– Lost dignity. These women have been offended, beaten, raped. They are ashamed of what they have done. Sure, everybody knows that. But we have observed a particular side to it: they often feel worthless, so they give up thinking they can be free. It’s a loss of hope. Their hope has been stolen.
6. Advocacy work
We are aware that our commitment is a drop in the bucket. That’s why we strive to uproot the causes that produce this injustice. The world’s oldest injustice. Since the 90s Fr. Oreste knew that to stop the phenomenon we had to hit the exploiters and that there are two types of exploiters: the pimps and the clients. So the fight against criminals isn’t enough, we must tackle the demand. In 2003 our Association filed at the Chamber of Deputies a draft law of popular initiative which aimed at suppressing the demand through the legal punishment of the customer. In a few months our Association collected 110,000 signatures. That bill was never discussed by the Chamber. In October 2014 we held a conference at the Chamber of Deputies to endorse a new bill proposing the prohibition of prostitution through the punishment of the customer, which is now called the Nordic-Swedish model. This proposal recognizes the responsibility of the client in the enslavement of trafficking victims. Basically, if there were no clients, there would be no people forced into prostitution. We are aware that this is one of the key points for combating human trafficking, as already indicated since 2000 by the Palermo Protocols: “States Parties shall adopt (...) measures to discourage the demand that fosters all forms of exploitation of persons that leads to trafficking” (art. 9, p. 5). Even Directive 2011/36/EU of the European Parliament recalls the above-mentioned sentence and states that “Member States shall consider taking measures to establish as a criminal offense the use of services which are the objects of exploitation”.

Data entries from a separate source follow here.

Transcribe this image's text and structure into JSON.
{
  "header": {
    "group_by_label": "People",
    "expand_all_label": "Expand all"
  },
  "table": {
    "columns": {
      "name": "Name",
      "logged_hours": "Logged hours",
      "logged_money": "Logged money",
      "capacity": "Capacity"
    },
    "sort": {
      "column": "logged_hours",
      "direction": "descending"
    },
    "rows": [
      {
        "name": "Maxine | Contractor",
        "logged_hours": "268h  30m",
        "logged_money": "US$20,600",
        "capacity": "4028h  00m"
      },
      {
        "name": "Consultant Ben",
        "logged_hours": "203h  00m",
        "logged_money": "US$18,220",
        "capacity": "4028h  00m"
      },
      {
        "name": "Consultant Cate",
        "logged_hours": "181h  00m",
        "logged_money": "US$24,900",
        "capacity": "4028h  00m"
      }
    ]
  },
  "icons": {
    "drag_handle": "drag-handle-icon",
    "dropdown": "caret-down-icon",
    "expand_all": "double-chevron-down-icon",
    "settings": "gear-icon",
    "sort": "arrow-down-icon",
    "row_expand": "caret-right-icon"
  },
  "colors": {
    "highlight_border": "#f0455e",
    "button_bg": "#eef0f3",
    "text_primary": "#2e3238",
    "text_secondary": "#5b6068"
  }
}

In Italy, public debate addresses prostitution mainly as a question of public order. Unfortunately, in the Italian Parliament there are too many law proposals that envisage the legal regulation of prostitution. Some biased parliamentarians believe that first of all they must protect women's self-determination: women's “free choice” in prostituting themselves. In their idea, human trafficking is only a question of criminal prosecution of organized crime. Moreover, the idea of gaining in tax revenues from prostitution is enticing, especially in times of economic crisis. We see a mix of ignorance and hypocrisy. We are often called to bring our field-based experience. We always point out that legalized prostitution:
a) Fosters demand
b) Makes the identification of human trafficking victims more difficult
c) Does not facilitate prosecution of the pimps
d) Does not increase tax revenue
e) Does not reduce violence against women
f) Does not improve health safety
g) Increases social costs.
This is why we are trying to promote a public opinion movement to urge our leaders to adopt legislation based on the Swedish model. We know that the loud, clear support of the Italian Church is crucial to achieve this.
“The poor can’t wait” as Fr. Oreste Benzi used to say. He fought strongly for these girls’ freedom. We are confident that he continues to support the cause of these women and that their cry for freedom will finally be heard.